Good morning! Welcome to "Morning Musings".

Musings: to meditate, think, contemplate, deliberate, ponder, reflect, ruminate, reverie, daydream, introspection, dream, preoccupation, brood, cogitate.

Friday, September 30, 2016

This & That - September 2016

I'm very happy to report that Olivia's Poppi (our daughter-in-law's father) is doing quite well.  His tests after four chemotherapy treatments give us great hope that he may beat the dire prognosis after all.  Here is Olivia crossing the bridge to the Faerie Door in the Enchanted Woods on one of her visits. . . .

Wednesday, September 28, 2016

A Year With Beatrix Potter & Friends - September

Today Jemima will lead the way around Esthwaite Water to the west and head north to Hawkshead as she tells us the Tale of Johnny Town-Mouse.  You will recognize the archway below in Hawkshead from Beatrix's drawing in today's story.  The interior drawings were of Dr. and Mrs. Bolton's house.  Dr. Bolton played golf with Mr. Heelis on a course they had built in Sawrey for their own use, and Mrs. Bolton received vegetables from Sawrey each week and sent back laundry.  That is a bag of golf clubs Johnny Town-Mouse is carrying on the book's cover photo.  The house-maid who discovers Timmy Willie in the basket is Mrs. Rogerson who worked for the Potter family when they stayed at Ees Wyke. . . .

Sunday, September 18, 2016

Mayan History and Culture - Part 1

Today I will be taking you to the Mayan ruins in Izamal and Uxmal, but first we'll visit el Gran Museo del Mundo Maya de Merida (the Maya Museum in Merida). . . .

Tuesday, September 13, 2016

Eats Shops and Buildings

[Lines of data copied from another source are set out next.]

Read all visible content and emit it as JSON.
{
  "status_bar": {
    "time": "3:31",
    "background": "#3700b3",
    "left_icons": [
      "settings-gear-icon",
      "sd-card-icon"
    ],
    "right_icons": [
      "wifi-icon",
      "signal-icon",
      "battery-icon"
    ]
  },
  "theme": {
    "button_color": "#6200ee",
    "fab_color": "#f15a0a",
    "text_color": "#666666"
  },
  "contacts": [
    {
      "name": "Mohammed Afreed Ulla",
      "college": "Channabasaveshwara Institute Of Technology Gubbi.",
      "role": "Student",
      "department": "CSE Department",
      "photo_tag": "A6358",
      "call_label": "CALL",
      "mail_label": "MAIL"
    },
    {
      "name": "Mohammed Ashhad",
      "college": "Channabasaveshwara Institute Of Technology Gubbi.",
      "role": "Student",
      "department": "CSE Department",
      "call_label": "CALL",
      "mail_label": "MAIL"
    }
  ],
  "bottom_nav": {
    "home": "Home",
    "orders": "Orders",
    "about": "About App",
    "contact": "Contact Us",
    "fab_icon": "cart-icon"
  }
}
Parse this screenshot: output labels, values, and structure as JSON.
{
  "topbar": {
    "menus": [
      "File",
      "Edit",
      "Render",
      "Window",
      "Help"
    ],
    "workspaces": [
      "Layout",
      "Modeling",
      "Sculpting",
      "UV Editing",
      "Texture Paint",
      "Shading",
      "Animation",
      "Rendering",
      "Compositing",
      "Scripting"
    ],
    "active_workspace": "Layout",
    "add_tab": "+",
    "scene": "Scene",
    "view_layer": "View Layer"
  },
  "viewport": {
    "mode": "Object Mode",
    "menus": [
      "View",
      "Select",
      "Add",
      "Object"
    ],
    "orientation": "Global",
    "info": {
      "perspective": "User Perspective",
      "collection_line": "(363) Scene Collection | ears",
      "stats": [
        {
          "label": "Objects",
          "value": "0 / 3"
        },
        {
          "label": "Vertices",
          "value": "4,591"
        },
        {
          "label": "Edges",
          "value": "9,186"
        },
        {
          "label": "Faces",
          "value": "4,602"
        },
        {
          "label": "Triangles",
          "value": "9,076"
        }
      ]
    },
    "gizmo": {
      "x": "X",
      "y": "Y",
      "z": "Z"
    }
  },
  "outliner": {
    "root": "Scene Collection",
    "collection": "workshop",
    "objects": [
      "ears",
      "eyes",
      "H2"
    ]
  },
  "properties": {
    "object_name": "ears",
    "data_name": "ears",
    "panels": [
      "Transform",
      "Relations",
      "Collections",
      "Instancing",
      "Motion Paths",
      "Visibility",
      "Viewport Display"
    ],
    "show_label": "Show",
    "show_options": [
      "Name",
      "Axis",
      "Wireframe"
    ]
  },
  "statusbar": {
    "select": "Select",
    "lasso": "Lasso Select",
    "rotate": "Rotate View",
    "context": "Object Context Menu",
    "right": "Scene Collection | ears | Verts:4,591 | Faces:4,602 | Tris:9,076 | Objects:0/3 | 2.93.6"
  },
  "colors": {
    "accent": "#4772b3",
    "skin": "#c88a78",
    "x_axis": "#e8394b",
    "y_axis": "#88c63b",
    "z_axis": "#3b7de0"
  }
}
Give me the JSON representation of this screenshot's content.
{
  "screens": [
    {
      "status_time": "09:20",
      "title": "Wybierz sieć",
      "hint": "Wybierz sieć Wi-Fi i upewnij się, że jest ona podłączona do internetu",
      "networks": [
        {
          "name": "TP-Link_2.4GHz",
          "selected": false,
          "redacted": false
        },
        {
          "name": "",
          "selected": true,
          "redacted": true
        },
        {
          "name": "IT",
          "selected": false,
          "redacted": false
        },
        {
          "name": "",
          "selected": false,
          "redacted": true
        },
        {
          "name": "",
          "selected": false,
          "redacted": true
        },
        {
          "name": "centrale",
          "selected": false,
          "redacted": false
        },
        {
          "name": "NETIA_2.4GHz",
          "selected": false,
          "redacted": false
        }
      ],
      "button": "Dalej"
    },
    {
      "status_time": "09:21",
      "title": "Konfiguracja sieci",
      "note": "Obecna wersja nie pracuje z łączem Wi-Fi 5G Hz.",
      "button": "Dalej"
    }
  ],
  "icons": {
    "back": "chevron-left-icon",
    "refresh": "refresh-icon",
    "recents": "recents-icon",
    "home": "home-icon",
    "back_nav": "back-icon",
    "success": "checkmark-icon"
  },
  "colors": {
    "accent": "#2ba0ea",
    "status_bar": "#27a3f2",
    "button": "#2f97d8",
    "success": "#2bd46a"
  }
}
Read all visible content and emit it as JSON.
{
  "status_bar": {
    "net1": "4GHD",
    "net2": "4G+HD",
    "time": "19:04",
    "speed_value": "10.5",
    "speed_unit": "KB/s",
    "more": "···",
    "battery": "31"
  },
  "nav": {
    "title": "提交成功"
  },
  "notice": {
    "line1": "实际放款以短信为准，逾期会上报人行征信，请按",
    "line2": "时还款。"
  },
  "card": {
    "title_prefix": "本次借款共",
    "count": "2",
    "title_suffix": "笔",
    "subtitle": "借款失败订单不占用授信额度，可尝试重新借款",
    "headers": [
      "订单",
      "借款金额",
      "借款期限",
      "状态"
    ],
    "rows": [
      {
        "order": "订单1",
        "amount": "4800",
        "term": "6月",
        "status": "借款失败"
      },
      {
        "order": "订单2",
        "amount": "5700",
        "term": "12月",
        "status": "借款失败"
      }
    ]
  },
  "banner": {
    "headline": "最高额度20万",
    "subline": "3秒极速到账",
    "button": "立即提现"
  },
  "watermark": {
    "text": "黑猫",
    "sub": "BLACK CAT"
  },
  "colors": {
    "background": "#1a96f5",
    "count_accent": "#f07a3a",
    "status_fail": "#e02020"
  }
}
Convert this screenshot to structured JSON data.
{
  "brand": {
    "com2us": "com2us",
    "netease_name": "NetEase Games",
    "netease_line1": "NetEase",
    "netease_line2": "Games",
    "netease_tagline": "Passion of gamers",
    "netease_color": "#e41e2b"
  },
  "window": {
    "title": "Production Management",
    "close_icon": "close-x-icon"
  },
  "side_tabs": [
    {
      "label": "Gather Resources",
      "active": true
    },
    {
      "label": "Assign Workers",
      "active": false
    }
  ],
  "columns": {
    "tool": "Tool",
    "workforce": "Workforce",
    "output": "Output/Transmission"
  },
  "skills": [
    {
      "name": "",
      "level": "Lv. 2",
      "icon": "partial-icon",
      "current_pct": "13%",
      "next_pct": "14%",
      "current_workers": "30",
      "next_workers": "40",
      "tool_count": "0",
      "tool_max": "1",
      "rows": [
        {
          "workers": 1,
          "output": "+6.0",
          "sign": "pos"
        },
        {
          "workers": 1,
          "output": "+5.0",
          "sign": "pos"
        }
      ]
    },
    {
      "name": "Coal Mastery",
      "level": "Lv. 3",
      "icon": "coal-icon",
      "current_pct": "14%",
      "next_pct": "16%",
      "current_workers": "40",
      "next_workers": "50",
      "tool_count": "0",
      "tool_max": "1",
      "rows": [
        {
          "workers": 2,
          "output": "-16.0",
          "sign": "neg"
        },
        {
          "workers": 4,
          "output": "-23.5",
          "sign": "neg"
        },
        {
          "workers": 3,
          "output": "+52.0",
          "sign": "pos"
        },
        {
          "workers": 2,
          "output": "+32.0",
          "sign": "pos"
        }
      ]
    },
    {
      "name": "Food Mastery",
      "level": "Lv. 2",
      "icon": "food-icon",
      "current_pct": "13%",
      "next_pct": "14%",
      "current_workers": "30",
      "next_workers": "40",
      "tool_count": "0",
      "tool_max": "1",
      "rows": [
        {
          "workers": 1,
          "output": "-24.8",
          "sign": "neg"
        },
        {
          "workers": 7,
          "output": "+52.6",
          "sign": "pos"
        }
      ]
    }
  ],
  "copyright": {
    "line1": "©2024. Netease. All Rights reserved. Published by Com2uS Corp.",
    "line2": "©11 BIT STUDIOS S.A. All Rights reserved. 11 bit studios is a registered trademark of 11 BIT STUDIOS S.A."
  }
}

Proper punctuation makes all the difference.  I did not eat shops and buildings!  This post is about eating and shopping and the beautiful buildings in Mexico.  And when you're in a foreign country the way you pronounce a word can make all the difference, too.  For instance, Bebe means "it drinks" and bebé means "baby."  Fortunately, Ken knew enough Spanish to get us around and our son and daughter-in-law speak it fluently and were with us on several occasions.  Other times a stranger would help us translate.

Getting around Merida was easy and inexpensive with the readily available cabs.  Understanding how to shop and what to eat was another matter.  I've shown you where we slept in Merida.  Now I'll show you where we ate and shopped, as well as the architecture we passed on the street as we walked to the shops and restaurants.  I've already mentioned we shopped at a Mexico-made guaybera shirt shop the first night we arrived.  We were soon to learn that overly-helpful people were receiving commissions to steer customers to certain shops where the prices were often higher.  My first advice on shopping is look around before you buy so you can compare.  You will see many of the same items in most of the shops or in the street markets like the market set up in the Grand Plaza every Sunday.  You may also want to have a calculator on hand to help you compare the pesos price to dollars.  I was constantly trying to divide the price by 18 (the exchange rate) in my head.   These slippers were  $180 pesos--$10 USD, an easy calculation. . . .

Monday, September 5, 2016

More or Less - September 2016

Some of you expressed a desire to see my new haircut when I wrote about it in July.  I said I got it cut shorter because it was too hot on my neck and I didn't like having to wear it up because it made me look like a granny.  I didn't mention then that part of the reason was because I was going to Mexico in August and knew it would be hot and humid there.  NOW I know why women south of the border usually have long hair and no bangs--so they can pull it totally off their forehead and neck and restrain it in a neat bun!  This is what MY hair looked like in Mexico. . . .

Saturday, September 3, 2016

Gran Hotel - Merida, Mexico

The Gran Hotel in Merida, Mexico is the oldest hotel in Merida.  Opened in 1901 the "French neo-Classic architecture attracted many movie producers and photographers.  Guest book entries range from Fidel Castro to Charles Lindbergh, from Douglas Fairbanks to Cesar Augusto Sandino."